The energetic Theatre Prometheus has skillfully mounted a timely production of 14, a play by Jose Casas in the 30-seat Caos on F Street space. Inspired by the deaths of 14 Mexican migrants in the desert bordering the USA and Mexico back in May 2001, Casas' play takes an unsparing look at the situation that has, of course, become worse 18 years later. He does it not by writing the stories of those who died (though he honors them by name); rather his characters live near the border, some in Mexico, others in Arizona, Texas, and California. Their stories combine to illuminate many facets of America's current argument/conversation about who gets to come into this country. The stalwart cast of four play 16 very recognizable people, each with opinions about and connections to that border. By concentrating on ordinary lives, Casas avoids politics and spotlights human behavior. Spending time with these 16 people is more informative than a long article in The Washington Post, as entertaining as reality TV, and frequently moving.BWW Review: CLOTHES FOR A SUMMER HOTEL at RAINBOW THEATRE PROJECT April 7, 2019

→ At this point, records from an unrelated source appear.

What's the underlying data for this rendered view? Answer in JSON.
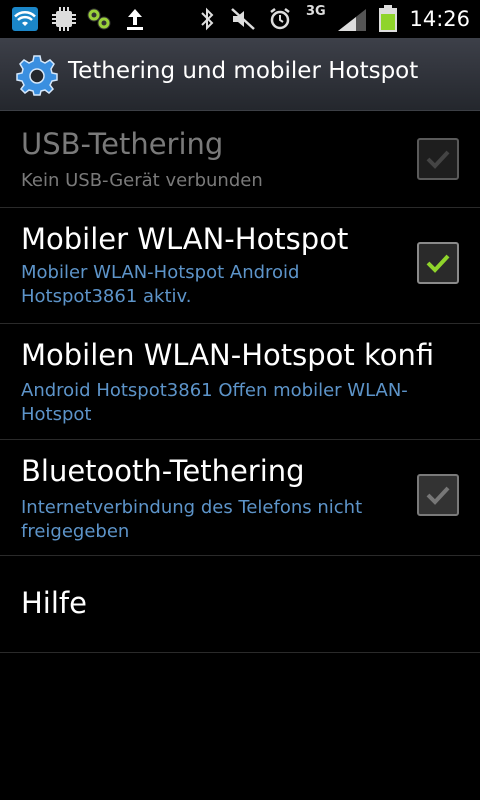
{
  "status_bar": {
    "time": "14:26",
    "network": "3G",
    "icons": [
      "wifi-icon",
      "chip-icon",
      "android-share-icon",
      "upload-icon",
      "bluetooth-icon",
      "mute-icon",
      "alarm-icon",
      "signal-icon",
      "battery-icon"
    ]
  },
  "action_bar": {
    "title": "Tethering und mobiler Hotspot",
    "icon": "gear-icon"
  },
  "items": [
    {
      "title": "USB-Tethering",
      "subtitle": "Kein USB-Gerät verbunden",
      "checked": false,
      "enabled": false
    },
    {
      "title": "Mobiler WLAN-Hotspot",
      "subtitle": "Mobiler WLAN-Hotspot Android Hotspot3861 aktiv.",
      "checked": true,
      "enabled": true
    },
    {
      "title": "Mobilen WLAN-Hotspot konfi",
      "subtitle": "Android Hotspot3861 Offen mobiler WLAN-Hotspot",
      "enabled": true
    },
    {
      "title": "Bluetooth-Tethering",
      "subtitle": "Internetverbindung des Telefons nicht freigegeben",
      "checked": false,
      "enabled": true
    },
    {
      "title": "Hilfe",
      "enabled": true
    }
  ],
  "colors": {
    "accent_check": "#8fd42b",
    "subtitle": "#5d94c9",
    "background": "#000000"
  }
}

The second section of Bill T. Jones' Analogy/Trilogy, Lance: aka Pretty the Escape Artist, uses sound design, collage, projection, samples, a score by Nick Hallett, and quotations from Jones' conversations with his nephew Lance T. Briggs along with Jones' choreography to abstract Briggs' biography into this engrossing theatre piece. Jones shares choreography credits with his original cast. The strength of the dancers and the dancing surpasses every other element. The nine performers create scenes and episodes from Briggs' life: his audition for the San Francisco ballet as an 8 year old boy; his various cabarets and drag performances in New York and across Europe; his performance as a 'working girl' in The Castro.BWW Review: LA PALOMA AT THE WALL at InSeries At GALA March 25, 2019
The only wrong notes in La Paloma at the Wall, the current InSeries production at GALA, take place when the performers stop singing and try to act the clumsy script of this adaptation of the zarazuela, La Verbena de la Paloma (1894). No parallels exist between the migrant mother from Guatemala separated at the US border from her daughter and the charming people in the zarazuela, who exist in a rom-com that has an ugly sexist undercurrent. In a musical theatre landscape where Miss Saigon and Rent prove that musical forms can re-shape to refract their sources (Madama Butterfly and La Boheme) into absolutely contemporary adaptations, a way could exist for a zarazuela to connect a 21st century audience to current events via an earlier medium. But the script for this often lovely production never locates such a way. In the land of zarazuela, as with so much operetta and musical theatre, the lovers are united, and the bad guy is thwarted. But the current migrant situation at the border of the US and Mexico does not provide a parallel to such a satisfactory plot conclusion.